People online are constantly bombarded by ads so the user opt-in experience must be welcoming not jarring. Our tests show that a gentle, periodically pulsing ‘peelback’ layer in the bottom corner of the teaser that exposes the brand logo and an invitation to “explore” further is the best method.
It’s worth including a clear countdown timer in the peelback upon rollover so the expectation is clearly signalled: ‘click’ or ‘rollover’ here to explore further.
The next, and penultimate, act is to make a smooth and clear transition to a large overlay video experience, with the original site the user was viewing greyed out in the background. Finally, the video should shrink slightly to reveal interactive elements that the user may engage with.
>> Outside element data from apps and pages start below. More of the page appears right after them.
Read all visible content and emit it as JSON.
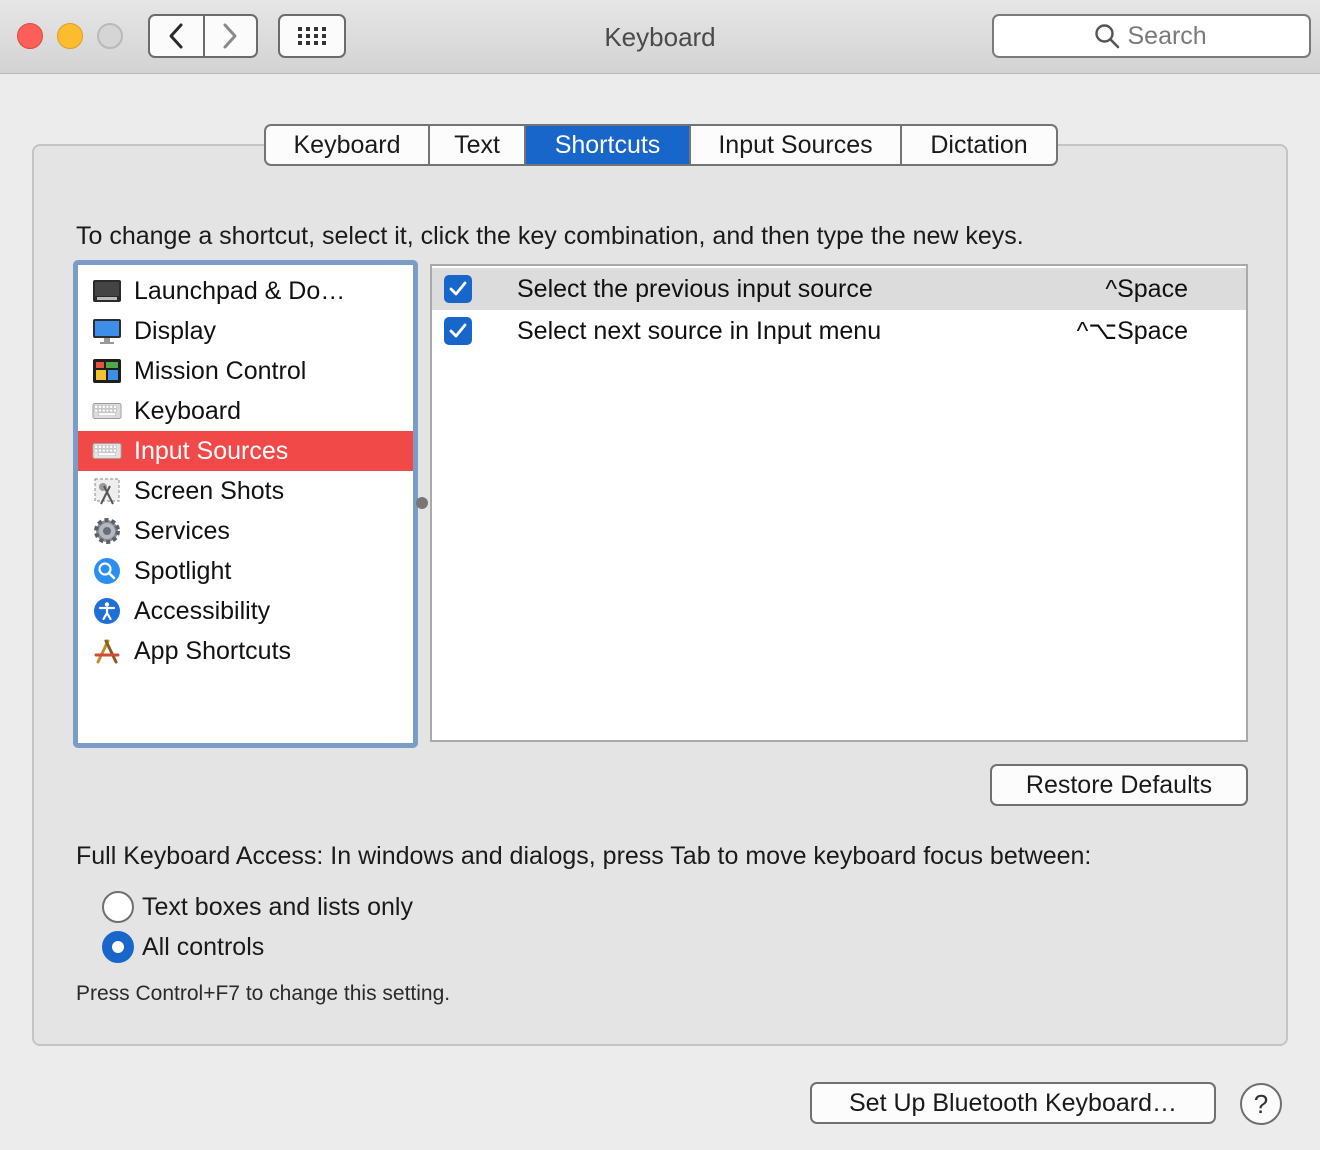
{
  "window": {
    "title": "Keyboard",
    "search_placeholder": "Search"
  },
  "tabs": [
    {
      "label": "Keyboard",
      "active": false
    },
    {
      "label": "Text",
      "active": false
    },
    {
      "label": "Shortcuts",
      "active": true
    },
    {
      "label": "Input Sources",
      "active": false
    },
    {
      "label": "Dictation",
      "active": false
    }
  ],
  "hint": "To change a shortcut, select it, click the key combination, and then type the new keys.",
  "categories": [
    {
      "label": "Launchpad & Do…",
      "icon": "launchpad-icon",
      "selected": false
    },
    {
      "label": "Display",
      "icon": "display-icon",
      "selected": false
    },
    {
      "label": "Mission Control",
      "icon": "mission-control-icon",
      "selected": false
    },
    {
      "label": "Keyboard",
      "icon": "keyboard-icon",
      "selected": false
    },
    {
      "label": "Input Sources",
      "icon": "keyboard-icon",
      "selected": true
    },
    {
      "label": "Screen Shots",
      "icon": "screenshot-icon",
      "selected": false
    },
    {
      "label": "Services",
      "icon": "gear-icon",
      "selected": false
    },
    {
      "label": "Spotlight",
      "icon": "spotlight-icon",
      "selected": false
    },
    {
      "label": "Accessibility",
      "icon": "accessibility-icon",
      "selected": false
    },
    {
      "label": "App Shortcuts",
      "icon": "app-store-icon",
      "selected": false
    }
  ],
  "shortcuts": [
    {
      "checked": true,
      "name": "Select the previous input source",
      "keys": "^Space",
      "selected": true
    },
    {
      "checked": true,
      "name": "Select next source in Input menu",
      "keys": "^⌥Space",
      "selected": false
    }
  ],
  "buttons": {
    "restore_defaults": "Restore Defaults",
    "bluetooth_setup": "Set Up Bluetooth Keyboard…",
    "help": "?"
  },
  "full_keyboard_access": {
    "label": "Full Keyboard Access: In windows and dialogs, press Tab to move keyboard focus between:",
    "options": [
      {
        "label": "Text boxes and lists only",
        "selected": false
      },
      {
        "label": "All controls",
        "selected": true
      }
    ],
    "note": "Press Control+F7 to change this setting."
  },
  "colors": {
    "accent": "#1966cb",
    "selection_red": "#f14948",
    "close": "#fc5f57",
    "minimize": "#fdbc2e"
  }
}
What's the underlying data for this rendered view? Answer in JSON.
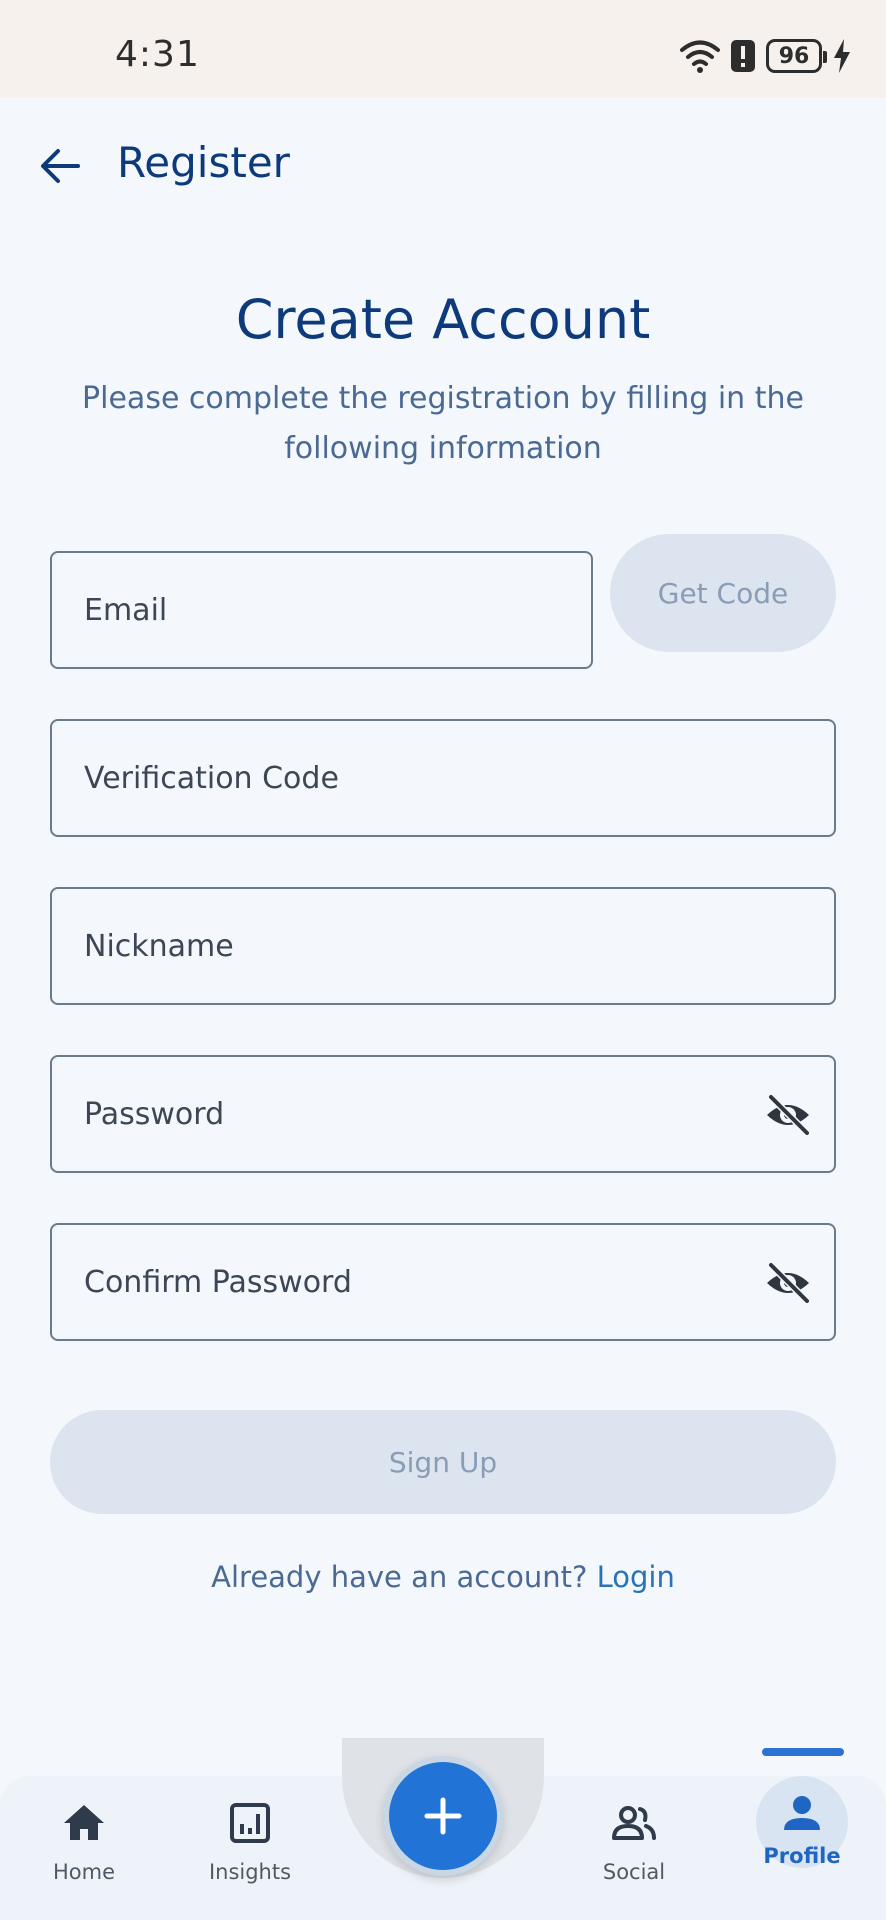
{
  "status_bar": {
    "time": "4:31",
    "battery": "96"
  },
  "app_bar": {
    "title": "Register"
  },
  "header": {
    "title": "Create Account",
    "subtitle": "Please complete the registration by filling in the following information"
  },
  "form": {
    "email_placeholder": "Email",
    "get_code_label": "Get Code",
    "verification_placeholder": "Verification Code",
    "nickname_placeholder": "Nickname",
    "password_placeholder": "Password",
    "confirm_password_placeholder": "Confirm Password",
    "signup_label": "Sign Up"
  },
  "login_prompt": {
    "text": "Already have an account?",
    "link": "Login"
  },
  "bottom_nav": {
    "items": [
      {
        "label": "Home",
        "icon": "home-icon"
      },
      {
        "label": "Insights",
        "icon": "insights-icon"
      },
      {
        "label": "Social",
        "icon": "people-icon"
      },
      {
        "label": "Profile",
        "icon": "person-icon",
        "active": true
      }
    ],
    "fab_icon": "plus-icon"
  },
  "colors": {
    "accent": "#2273d6",
    "title": "#0d3a7a",
    "disabled_button": "#dbe4ef"
  }
}
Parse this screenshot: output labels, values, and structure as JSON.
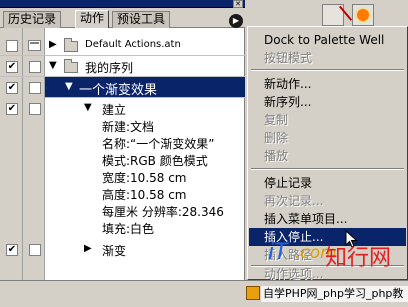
{
  "panel": {
    "tabs": [
      "历史记录",
      "动作",
      "预设工具"
    ],
    "active_tab": "动作"
  },
  "actions": {
    "default_set": "Default Actions.atn",
    "my_set": "我的序列",
    "action_name": "一个渐变效果",
    "step_name": "建立",
    "details": [
      "新建:文档",
      "名称:“一个渐变效果”",
      "模式:RGB 颜色模式",
      "宽度:10.58 cm",
      "高度:10.58 cm",
      "每厘米 分辨率:28.346",
      "填充:白色"
    ],
    "gradient_step": "渐变",
    "checkmark": "✔"
  },
  "menu": {
    "items": [
      {
        "label": "Dock to Palette Well",
        "disabled": false
      },
      {
        "label": "按钮模式",
        "disabled": true
      },
      {
        "label": "新动作...",
        "disabled": false
      },
      {
        "label": "新序列...",
        "disabled": false
      },
      {
        "label": "复制",
        "disabled": true
      },
      {
        "label": "删除",
        "disabled": true
      },
      {
        "label": "播放",
        "disabled": true
      },
      {
        "label": "停止记录",
        "disabled": false
      },
      {
        "label": "再次记录...",
        "disabled": true
      },
      {
        "label": "插入菜单项目...",
        "disabled": false
      },
      {
        "label": "插入停止...",
        "disabled": false,
        "highlighted": true
      },
      {
        "label": "插入路径",
        "disabled": true
      },
      {
        "label": "动作选项...",
        "disabled": true
      }
    ]
  },
  "watermark": {
    "it": "iT",
    "dom": ".com",
    "cn": "知行网",
    "footer_text": "自学PHP网_php学习_php教"
  },
  "colors": {
    "selection": "#0a246a",
    "panel_bg": "#d4d0c8",
    "disabled_text": "#808080"
  },
  "icons": [
    "close-icon",
    "panel-menu-icon",
    "dialog-toggle-icon",
    "folder-icon",
    "expand-triangle-icon",
    "collapse-triangle-icon",
    "check-icon",
    "mouse-cursor-icon"
  ]
}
These transitions serve three purposes:
- 1. It gives the user multiple opportunities to realise they are entering an ad experience and therefore, fully qualify the user.
- 2. If the billing point – the moment in the ad at which the advertiser is charged for the engagement – is further along (i.e. several seconds) into the transitions, advertisers are encouraged to make it a smoother experience for users, thus, minimising potential drop-off.
- 3. It respects the user journey by not jarring them into an ad experience or giving the sense that you are taking them far away from their original purpose. After all, the consumer should love your brand, not resent it.
To maximise the amount of time people spend with the video, you have to make it the primary focus of an ad without heavily over-branding it or wrapping the creative with distracting animation. While this can be successful if executed tastefully, our extensive testing shows that keeping video as the main act garners more consistent results.
Second, it is important to communicate brand consistency in interactive elements. Rather than sending users directly to a site, for example, audiences tend to prefer ‘authentic’ interactive elements. In other words, elements that resonate with the brand itself. For instance, a retailer would want to build creative that included a virtual reality store where users can construct outfits and 'shop' around the store – creating a more relevant and memorable brand experience.
That’s a wrap
Embracing ‘engagement’ requires a shift in mindset, particularly through the potential provided by multi-screen video campaigns to engage people. The use of multiple devices will retain consumer attention so advertising campaigns can be even more powerful with the right technology, creative and metrics across the consumer device of choice.
By Jason Trout, UK Managing Director, Exponential
Exponential’s free whitepaper on engagement is available here